"This particular strain is new and quite harmful as it takes advantage of file-less infections that can communicate through the TOR network," said Sjouwerman. "We are going to continue to see more and more ransomware this year and this is just the latest innovation.”

This strain can check to ensure the host is not running on a virtual machine to frustrate security researchers and analysts. For end-users, they might visit a major site on their lunch break like HuffingtonPost, Photobucket, CBSsports, or Match.com and check out someone's "Granny opening a new iPhone video", or "These are the Charlie Hebdo cartoons that terrorists thought were worth killing over" headlines. Clicking that one link is enough to get confronted with a full screen announcing all personal or business files, photos and videos have been one-way encrypted and to get them back you need to pay a ransom in Bitcoin.

The cybercriminals first set up a short-lived burner domain directing to a landing page where the exploit kit is hosted. Then they start real-time bidding for ads pointing to the burner domain. Once their bad ad is displayed on a popular website and users clicked on it, they would be redirected to the malicious domain which in turn infects their workstation.

The same gang is also using 0-day exploits for Flash Player, and is apparently able to change their malware on the fly to exploit the most recent vulnerabilities. Fessleak drops a temp file via Flash and makes calls to icacls.exe, the file that sets permissions on folders and files. At this time, there is no detection for the malicious binary, which likely rotates its hash value to avoid Antivirus detection.

Sjouwerman makes a few recommendations to mitigate this type of attack:

1) Backup, backup, backup and take a weekly copy of your backup off-site.

2) Keep your attack surface as small as possible and religiously patch the OS and third party apps as soon as possible. Visit http://www.Secunia.com site for some additional help.

3) Run a UTM or a good Proxy, block centrally rather than machine by machine. If that's not possible, install AdBlocker plugins for each browser.

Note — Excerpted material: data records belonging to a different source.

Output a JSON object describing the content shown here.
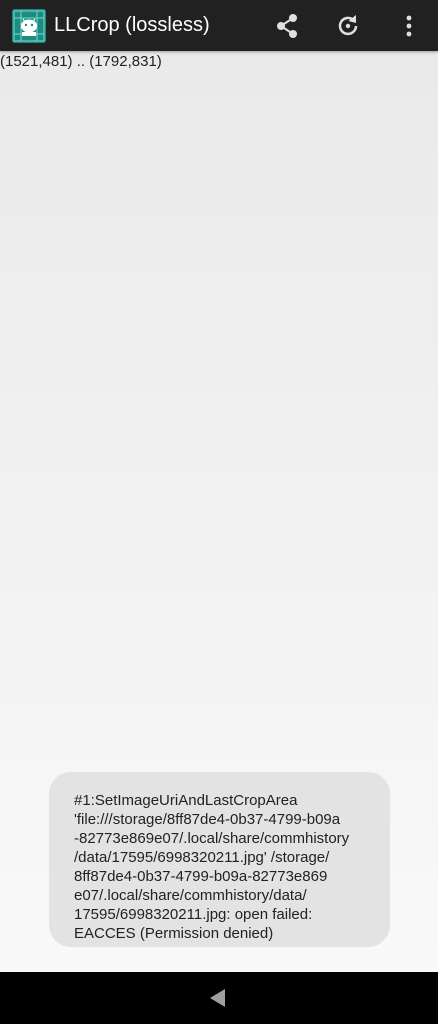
{
  "appbar": {
    "title": "LLCrop (lossless)",
    "icon": "llcrop-app-icon",
    "actions": [
      {
        "name": "share",
        "icon": "share-icon"
      },
      {
        "name": "rotate",
        "icon": "rotate-icon"
      },
      {
        "name": "overflow-menu",
        "icon": "more-vertical-icon"
      }
    ],
    "background_color": "#212121",
    "icon_color": "#1b8c82"
  },
  "crop": {
    "coords_text": "(1521,481) .. (1792,831)"
  },
  "toast": {
    "lines": [
      "#1:SetImageUriAndLastCropArea",
      "'file:///storage/8ff87de4-0b37-4799-b09a",
      "-82773e869e07/.local/share/commhistory",
      "/data/17595/6998320211.jpg' /storage/",
      "8ff87de4-0b37-4799-b09a-82773e869",
      "e07/.local/share/commhistory/data/",
      "17595/6998320211.jpg: open failed:",
      "EACCES (Permission denied)"
    ]
  },
  "navbar": {
    "back_icon": "back-triangle-icon"
  }
}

4) It is increasingly clear that effective security awareness training is a must these days. Once a year training for compliance does not cut it anymore. End-users need to be on their toes with security top of mind.